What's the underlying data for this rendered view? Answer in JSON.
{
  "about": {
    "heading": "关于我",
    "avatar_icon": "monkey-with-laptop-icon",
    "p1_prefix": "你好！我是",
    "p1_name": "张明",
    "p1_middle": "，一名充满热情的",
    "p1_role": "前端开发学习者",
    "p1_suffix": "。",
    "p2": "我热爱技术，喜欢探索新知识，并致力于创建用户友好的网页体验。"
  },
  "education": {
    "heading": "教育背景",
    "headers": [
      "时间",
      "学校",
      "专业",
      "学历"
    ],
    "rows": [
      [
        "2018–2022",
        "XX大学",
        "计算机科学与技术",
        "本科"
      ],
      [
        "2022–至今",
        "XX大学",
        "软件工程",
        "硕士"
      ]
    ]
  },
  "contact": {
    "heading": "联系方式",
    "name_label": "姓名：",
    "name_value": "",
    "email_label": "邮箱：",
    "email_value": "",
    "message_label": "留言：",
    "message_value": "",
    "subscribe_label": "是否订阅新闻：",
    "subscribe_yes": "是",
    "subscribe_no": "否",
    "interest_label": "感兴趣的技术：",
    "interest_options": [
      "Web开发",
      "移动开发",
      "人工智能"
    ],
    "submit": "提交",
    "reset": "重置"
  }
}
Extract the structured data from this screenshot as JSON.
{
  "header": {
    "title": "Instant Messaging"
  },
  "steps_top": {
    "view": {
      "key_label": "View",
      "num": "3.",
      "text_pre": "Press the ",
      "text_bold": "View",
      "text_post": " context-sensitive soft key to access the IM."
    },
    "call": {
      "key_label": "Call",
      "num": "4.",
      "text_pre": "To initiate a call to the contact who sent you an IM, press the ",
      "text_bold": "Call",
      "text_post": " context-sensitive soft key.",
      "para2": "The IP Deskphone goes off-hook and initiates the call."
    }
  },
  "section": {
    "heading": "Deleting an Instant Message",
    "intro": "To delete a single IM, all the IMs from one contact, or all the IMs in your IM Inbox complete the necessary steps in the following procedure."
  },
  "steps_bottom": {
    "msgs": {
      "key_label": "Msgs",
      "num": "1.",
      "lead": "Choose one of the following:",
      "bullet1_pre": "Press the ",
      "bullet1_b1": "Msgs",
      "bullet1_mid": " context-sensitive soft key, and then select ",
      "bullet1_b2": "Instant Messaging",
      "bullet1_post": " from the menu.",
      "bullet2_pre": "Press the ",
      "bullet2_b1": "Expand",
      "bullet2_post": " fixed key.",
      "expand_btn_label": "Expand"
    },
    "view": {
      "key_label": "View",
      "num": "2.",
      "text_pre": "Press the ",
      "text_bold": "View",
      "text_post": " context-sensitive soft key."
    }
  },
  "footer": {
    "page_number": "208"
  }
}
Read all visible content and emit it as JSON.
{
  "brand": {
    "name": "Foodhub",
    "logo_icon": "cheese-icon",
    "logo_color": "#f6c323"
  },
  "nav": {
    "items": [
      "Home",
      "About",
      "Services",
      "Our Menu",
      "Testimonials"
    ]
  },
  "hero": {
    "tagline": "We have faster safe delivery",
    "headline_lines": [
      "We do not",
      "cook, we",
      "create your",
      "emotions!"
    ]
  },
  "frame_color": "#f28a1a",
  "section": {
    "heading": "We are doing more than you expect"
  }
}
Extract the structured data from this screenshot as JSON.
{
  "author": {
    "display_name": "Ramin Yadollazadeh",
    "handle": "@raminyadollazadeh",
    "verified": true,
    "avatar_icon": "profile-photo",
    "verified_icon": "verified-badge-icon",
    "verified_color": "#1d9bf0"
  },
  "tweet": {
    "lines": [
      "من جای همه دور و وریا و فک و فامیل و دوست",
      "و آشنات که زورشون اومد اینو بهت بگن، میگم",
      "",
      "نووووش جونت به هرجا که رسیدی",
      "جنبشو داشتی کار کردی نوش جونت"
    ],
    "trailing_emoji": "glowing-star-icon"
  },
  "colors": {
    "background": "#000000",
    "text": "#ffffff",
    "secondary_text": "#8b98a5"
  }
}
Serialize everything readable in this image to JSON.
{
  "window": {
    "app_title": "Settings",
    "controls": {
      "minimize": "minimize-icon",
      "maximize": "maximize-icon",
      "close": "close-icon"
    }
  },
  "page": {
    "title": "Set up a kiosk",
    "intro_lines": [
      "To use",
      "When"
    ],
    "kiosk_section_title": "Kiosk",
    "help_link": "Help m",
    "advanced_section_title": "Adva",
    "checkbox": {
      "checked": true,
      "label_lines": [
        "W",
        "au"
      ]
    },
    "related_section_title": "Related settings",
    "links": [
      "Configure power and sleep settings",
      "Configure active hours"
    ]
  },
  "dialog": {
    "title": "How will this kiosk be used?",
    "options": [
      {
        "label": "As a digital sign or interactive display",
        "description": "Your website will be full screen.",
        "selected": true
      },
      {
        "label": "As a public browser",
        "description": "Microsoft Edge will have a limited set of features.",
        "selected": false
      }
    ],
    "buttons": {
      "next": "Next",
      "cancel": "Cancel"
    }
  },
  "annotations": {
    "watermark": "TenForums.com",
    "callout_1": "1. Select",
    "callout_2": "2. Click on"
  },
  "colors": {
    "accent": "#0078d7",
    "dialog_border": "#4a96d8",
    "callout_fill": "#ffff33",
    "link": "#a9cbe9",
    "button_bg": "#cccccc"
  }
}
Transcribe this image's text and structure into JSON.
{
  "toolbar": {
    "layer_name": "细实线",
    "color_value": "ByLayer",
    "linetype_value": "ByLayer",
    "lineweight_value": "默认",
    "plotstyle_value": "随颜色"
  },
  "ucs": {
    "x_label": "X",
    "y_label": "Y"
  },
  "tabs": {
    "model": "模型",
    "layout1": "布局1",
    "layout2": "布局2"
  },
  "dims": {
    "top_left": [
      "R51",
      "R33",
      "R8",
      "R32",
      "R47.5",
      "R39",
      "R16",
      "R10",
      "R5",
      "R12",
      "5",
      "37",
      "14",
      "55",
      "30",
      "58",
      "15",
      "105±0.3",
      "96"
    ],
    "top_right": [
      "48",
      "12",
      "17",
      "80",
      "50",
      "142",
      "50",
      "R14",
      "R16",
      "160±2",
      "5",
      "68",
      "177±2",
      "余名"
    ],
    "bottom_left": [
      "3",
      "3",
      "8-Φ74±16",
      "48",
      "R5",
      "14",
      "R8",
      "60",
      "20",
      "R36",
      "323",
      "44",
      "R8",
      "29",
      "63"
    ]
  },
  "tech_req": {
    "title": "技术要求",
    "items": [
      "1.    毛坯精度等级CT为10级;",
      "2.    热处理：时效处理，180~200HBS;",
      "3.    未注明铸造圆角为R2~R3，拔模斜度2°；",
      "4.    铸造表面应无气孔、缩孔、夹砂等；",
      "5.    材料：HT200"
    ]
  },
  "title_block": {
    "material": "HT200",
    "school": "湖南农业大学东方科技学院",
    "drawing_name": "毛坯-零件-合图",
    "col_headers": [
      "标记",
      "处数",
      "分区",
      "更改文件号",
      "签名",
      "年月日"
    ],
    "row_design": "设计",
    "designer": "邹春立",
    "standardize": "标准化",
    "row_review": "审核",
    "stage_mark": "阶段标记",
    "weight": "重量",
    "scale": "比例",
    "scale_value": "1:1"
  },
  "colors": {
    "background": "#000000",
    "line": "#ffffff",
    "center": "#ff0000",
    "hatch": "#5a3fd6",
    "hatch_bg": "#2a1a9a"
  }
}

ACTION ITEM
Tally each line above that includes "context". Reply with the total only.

YOUR RESPONSE
4